– What does your mobile ecosystem look like? Wavelink’s interactive Facebook app can help define your mobile ecosystem and some of the management concerns associated with the different types of mobility. Don’t forget to take into account your wireless infrastructure as you’re defining your ecosystem.
– How are those mobile devices being used and what systems do they need access to? Mobile devices in the warehouse will need different programs and levels of access than those used on the retail floor or those used in corporate offices. Make sure the solution you decide on can accommodate these different levels of policy needs.
– What types of devices are being used? While it’s obvious that the ruggedized devices used in the warehouse will be different from the devices used in the corporate office, there will still be a few different types of devices and operating systems being used in each part of the mobile ecosystem. The solution you decide on should be able to support these different systems.
– Are there plans for expansion? If your company is planning to expand retail operations (more devices on the floor and in any additional warehouses) or add additional corporate offices, how will the solution you choose adjust to your expanding number of devices?
– And of course, cost. What is your budget for a management solution? Remember that you can often save a bit of money by purchasing solutions that cover a suite of IT issues and doing away with some of the point tools being used. This can also lead to a more efficient and effective IT department.
Remember, mobility isn’t necessarily good or bad, but it can cause your organization serious problems if it isn’t managed, such as lost productivity, increased costs or security breaches. These devices are here to stay, whether IT is prepared or not. Proactive consideration of a management solution can save you a lot of headaches later on.”
There are a lot of terminal emulation products on the market and all of them basically fulfill the same need, and for many companies they don’t think about terminal emulation as tool that can also provide an additional boost to their productivity. It’s a tool to manage, access and maintain connections and bring back-office automation to the mobile worker, but where else can it streamline my business operations?
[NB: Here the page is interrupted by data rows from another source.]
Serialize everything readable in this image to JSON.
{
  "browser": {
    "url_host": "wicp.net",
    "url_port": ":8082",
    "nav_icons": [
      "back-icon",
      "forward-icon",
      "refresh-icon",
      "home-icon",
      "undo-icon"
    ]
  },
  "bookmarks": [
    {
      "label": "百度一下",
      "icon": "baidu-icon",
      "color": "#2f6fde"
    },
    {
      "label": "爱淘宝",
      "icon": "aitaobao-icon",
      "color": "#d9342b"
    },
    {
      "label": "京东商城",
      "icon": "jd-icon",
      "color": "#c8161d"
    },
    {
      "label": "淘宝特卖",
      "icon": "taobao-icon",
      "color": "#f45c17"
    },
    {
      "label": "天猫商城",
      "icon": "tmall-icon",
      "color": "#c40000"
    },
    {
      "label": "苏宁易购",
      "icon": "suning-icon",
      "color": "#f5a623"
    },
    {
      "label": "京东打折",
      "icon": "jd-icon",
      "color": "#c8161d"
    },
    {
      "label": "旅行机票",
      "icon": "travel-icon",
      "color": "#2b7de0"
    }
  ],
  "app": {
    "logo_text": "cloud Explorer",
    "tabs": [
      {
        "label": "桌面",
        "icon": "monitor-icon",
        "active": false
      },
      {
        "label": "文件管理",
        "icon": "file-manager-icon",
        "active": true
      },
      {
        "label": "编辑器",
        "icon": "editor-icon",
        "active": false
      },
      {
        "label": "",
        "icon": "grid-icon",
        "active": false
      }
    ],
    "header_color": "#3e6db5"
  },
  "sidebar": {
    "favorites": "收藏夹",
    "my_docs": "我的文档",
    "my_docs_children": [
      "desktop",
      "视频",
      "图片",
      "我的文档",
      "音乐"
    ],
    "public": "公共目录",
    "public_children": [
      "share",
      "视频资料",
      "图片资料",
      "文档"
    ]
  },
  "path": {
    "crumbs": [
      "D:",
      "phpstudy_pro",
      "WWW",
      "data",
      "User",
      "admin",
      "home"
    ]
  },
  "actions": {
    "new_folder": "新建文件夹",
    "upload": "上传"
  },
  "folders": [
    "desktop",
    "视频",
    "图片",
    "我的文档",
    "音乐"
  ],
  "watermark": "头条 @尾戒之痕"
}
Sometimes it is just the little things that increase productivity. Traditionally, on a ruggedized mobile device you have your black screen with green text communicating actions or information to the end-user. These screens can be very difficult to read and often times have lots of information that isn’t necessarily relevant to all end-users. By adding a simple WYSIWYG screen editor called a Screen Reformatter to your emulation tool, administrators are able to capture emulation screens and then reformat the screens to optimize the user’s experience. You can personalize the end-users experience based on the ruggedized hand-held device and work environment.
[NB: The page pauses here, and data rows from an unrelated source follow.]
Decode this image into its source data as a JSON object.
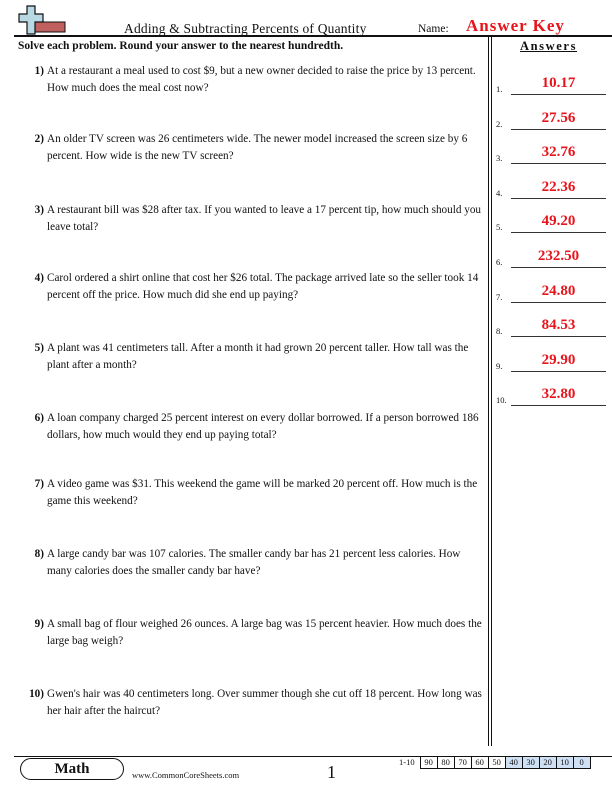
{
  "header": {
    "title": "Adding & Subtracting Percents of Quantity",
    "name_label": "Name:",
    "name_value": "Answer Key",
    "logo_icon": "plus-minus-logo-icon"
  },
  "instructions": "Solve each problem. Round your answer to the nearest hundredth.",
  "answers_heading": "Answers",
  "questions": [
    {
      "num": "1)",
      "text": "At a restaurant a meal used to cost $9, but a new owner decided to raise the price by 13 percent. How much does the meal cost now?"
    },
    {
      "num": "2)",
      "text": "An older TV screen was 26 centimeters wide. The newer model increased the screen size by 6 percent. How wide is the new TV screen?"
    },
    {
      "num": "3)",
      "text": "A restaurant bill was $28 after tax. If you wanted to leave a 17 percent tip, how much should you leave total?"
    },
    {
      "num": "4)",
      "text": "Carol ordered a shirt online that cost her $26 total. The package arrived late so the seller took 14 percent off the price. How much did she end up paying?"
    },
    {
      "num": "5)",
      "text": "A plant was 41 centimeters tall. After a month it had grown 20 percent taller. How tall was the plant after a month?"
    },
    {
      "num": "6)",
      "text": "A loan company charged 25 percent interest on every dollar borrowed. If a person borrowed 186 dollars, how much would they end up paying total?"
    },
    {
      "num": "7)",
      "text": "A video game was $31. This weekend the game will be marked 20 percent off. How much is the game this weekend?"
    },
    {
      "num": "8)",
      "text": "A large candy bar was 107 calories. The smaller candy bar has 21 percent less calories. How many calories does the smaller candy bar have?"
    },
    {
      "num": "9)",
      "text": "A small bag of flour weighed 26 ounces. A large bag was 15 percent heavier. How much does the large bag weigh?"
    },
    {
      "num": "10)",
      "text": "Gwen's hair was 40 centimeters long. Over summer though she cut off 18 percent. How long was her hair after the haircut?"
    }
  ],
  "answers": [
    {
      "num": "1.",
      "value": "10.17"
    },
    {
      "num": "2.",
      "value": "27.56"
    },
    {
      "num": "3.",
      "value": "32.76"
    },
    {
      "num": "4.",
      "value": "22.36"
    },
    {
      "num": "5.",
      "value": "49.20"
    },
    {
      "num": "6.",
      "value": "232.50"
    },
    {
      "num": "7.",
      "value": "24.80"
    },
    {
      "num": "8.",
      "value": "84.53"
    },
    {
      "num": "9.",
      "value": "29.90"
    },
    {
      "num": "10.",
      "value": "32.80"
    }
  ],
  "footer": {
    "subject": "Math",
    "site": "www.CommonCoreSheets.com",
    "page": "1",
    "score_label": "1-10",
    "scores": [
      "90",
      "80",
      "70",
      "60",
      "50",
      "40",
      "30",
      "20",
      "10",
      "0"
    ]
  },
  "colors": {
    "answer_red": "#e8141c",
    "low_score_fill": "#cfe0f5"
  }
}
With a Screen Reformatter an administrator can change the background color on the device to something different, like the color white for example, and change the font color to, say, black making it easier for the end-user to see what they are doing. Administrators can even remove unnecessary fields and/or screens that users have to cycle through to get to the information they need. Likewise, with functions, administrators can remove certain functions that show-up on the device that isn’t relevant for a particular group of workers or individuals. Maybe they just need to go to a certain bin and pick a quantity but on the device they don’t need it to say “pick quantity” they just care about the actual quantity. By removing unnecessary information it frees up the limited screen space enabling administrators to increase the text size of more relevant information making it easier for end-users to do their job.
Through the use of a Screen Reformatter you can provide an improved user experience, therefore making it easier for someone to do their job that much quicker. Through increased productivity you’ll see gains that help you meet your businesses goals.